Wednesday, January 2, 2013

Jersey @Provider example

I’ve found many examples of writing a Jersey @Provider to implement data marshalling, or mapping exceptions into a Response, but I've found very little on how to inject your own data types into your Jersey resource methods.

My code used to look something like this:

@POST
@Path("/create")
@Consumes(MediaType.APPLICATION_JSON)
@Produces(MediaType.APPLICATION_JSON)
public Response createThing(@Context HttpServletRequest request, String arg) {
    UserSession us = /* code to extract UserSession from cookie in request */
    /* more code here */
}

But I wanted it to look like this:

@POST
@Path("/create")
@Consumes(MediaType.APPLICATION_JSON)
@Produces(MediaType.APPLICATION_JSON)
public Response createThing(@Context UserSession us, String arg) {
    /* more code here */
}

Doing it this way cleans up the code more than the above snippets suggest. I eliminate some exception handling from all the resource functions that need the UserSession (which are many), plus I get a good separation of concerns. It’s just dependency injection.

So the @Provider class to support the new code looks like this:

import java.lang.reflect.Type;
import javax.ws.rs.core.Context;
import javax.ws.rs.ext.Provider;
import org.slf4j.Logger;
import org.slf4j.LoggerFactory;
import com.sun.jersey.api.core.HttpContext;
import com.sun.jersey.core.spi.component.ComponentContext;
import com.sun.jersey.core.spi.component.ComponentScope;
import com.sun.jersey.server.impl.inject.AbstractHttpContextInjectable;
import com.sun.jersey.spi.inject.Injectable;
import com.sun.jersey.spi.inject.InjectableProvider;
@Provider
public class UserSessionProvider extends AbstractHttpContextInjectable<UserSession> implements InjectableProvider<Context, Type> {
    final static private Logger logger = LoggerFactory.getLogger(UserSessionProvider.class);
    @Override
    public Injectable<UserSession> getInjectable(ComponentContext ic, Context a, Type c) {
        if (c.equals(UserSession.class)) {  
            return this;  
        }  
        return null;
    }
    @Override
    public ComponentScope getScope() {
        return ComponentScope.PerRequest;
    }
    @Override
    public UserSession getValue(HttpContext context) {
        try {
            // CookieUserSession takes care of the marshalling/validation of data in the cookie
            CookieUserSession cookie = CookieUserSession.checkForCookie(context.getRequest().getCookies());
            return cookie.recoverAllFields(); // returns a UserSession, clearly
        }
        catch (CookieTamperedException e) {
            logger.error(e.getMessage(), e);
            throw new RsException(e); // my subclass of WebApplicationException
        }
    }
}

It took me a while to sort out which class I needed to extend (and interface to implement). A number of trials and errors gave me Jersey exceptions complaining that it could not find an injector for my resource function. Messages like this:

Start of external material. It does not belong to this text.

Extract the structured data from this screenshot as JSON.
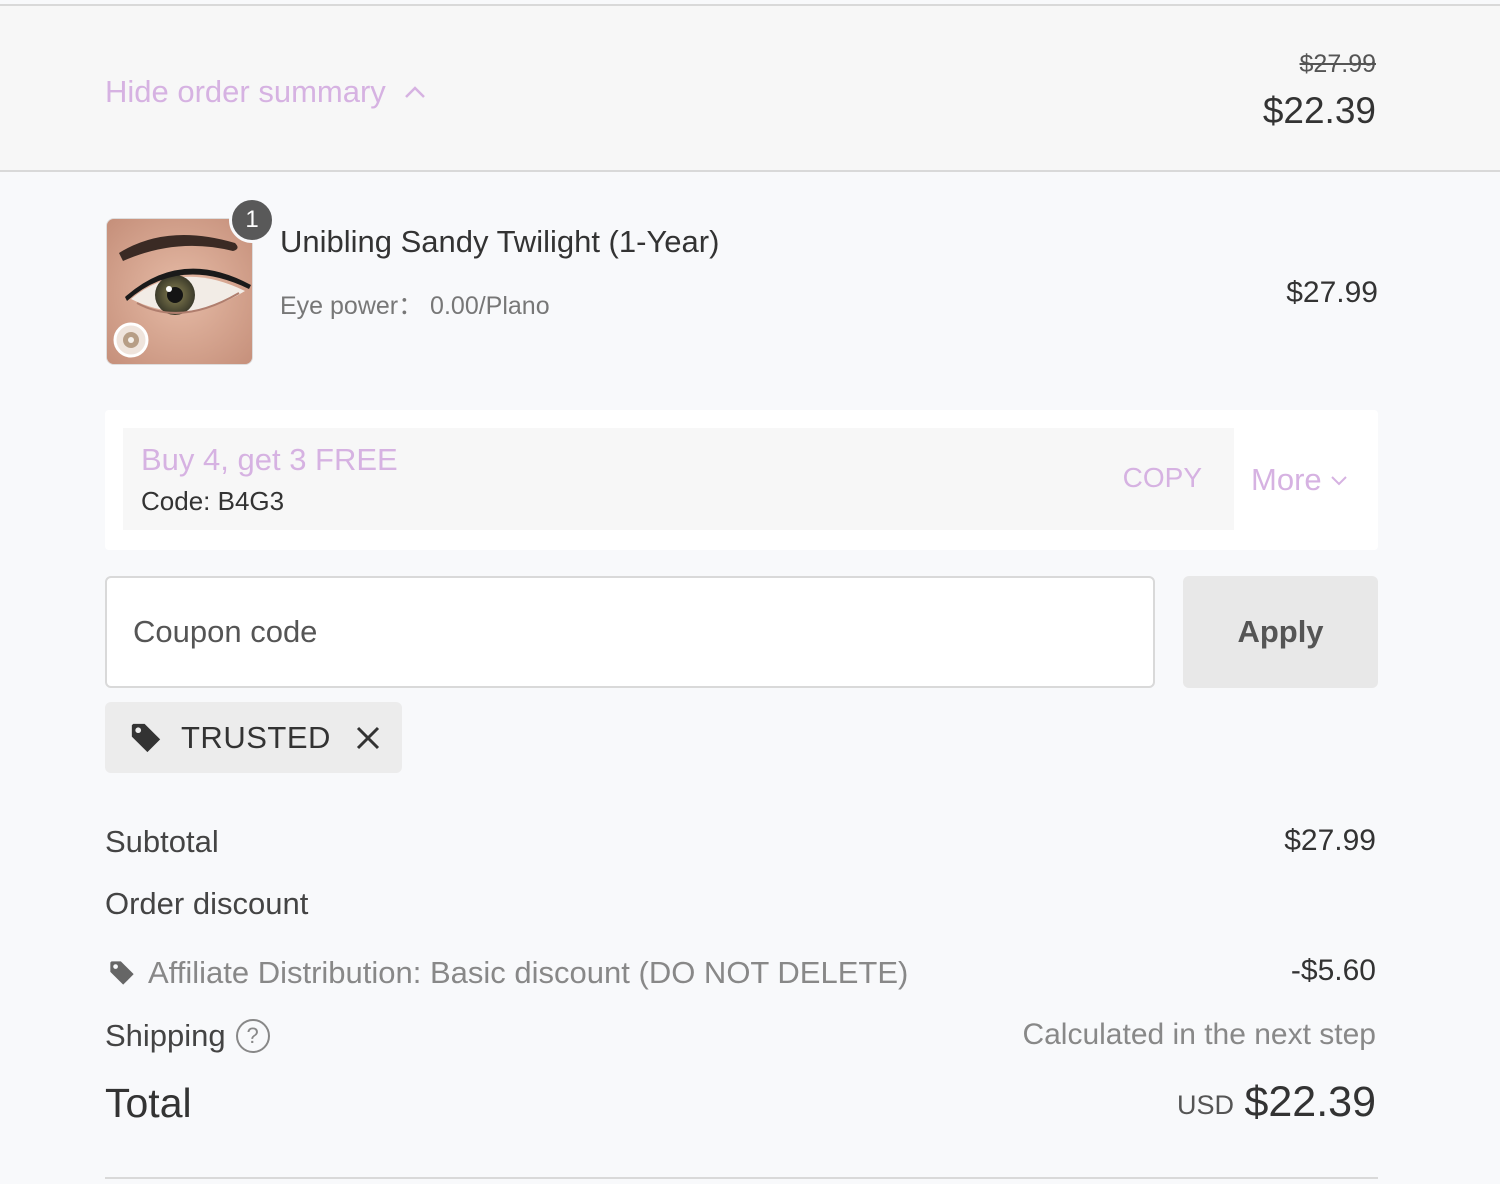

INFO: Initiating Jersey application, version 'Jersey: 1.14 09/09/2012 07:21 PM'
Jan 02, 2013 10:20:12 PM com.sun.jersey.spi.inject.Errors processErrorMessages
SEVERE: The following errors and warnings have been detected with resource and/or provider classes:
  SEVERE: Missing dependency for method public javax.ws.rs.core.Response com.example.rs.MyService.createThing(com.example.stateful.UserSession,java.lang.String) at parameter at index 0
  SEVERE: Method, public javax.ws.rs.core.Response com.example.rs.MyService.createThing(com.example.stateful.UserSession,java.lang.String), annotated with POST of resource, class com.example.rs.MyService, is not recognized as valid resource method.

Hat tip to Antoine Vianey’s blog post where one of his examples demonstrated this.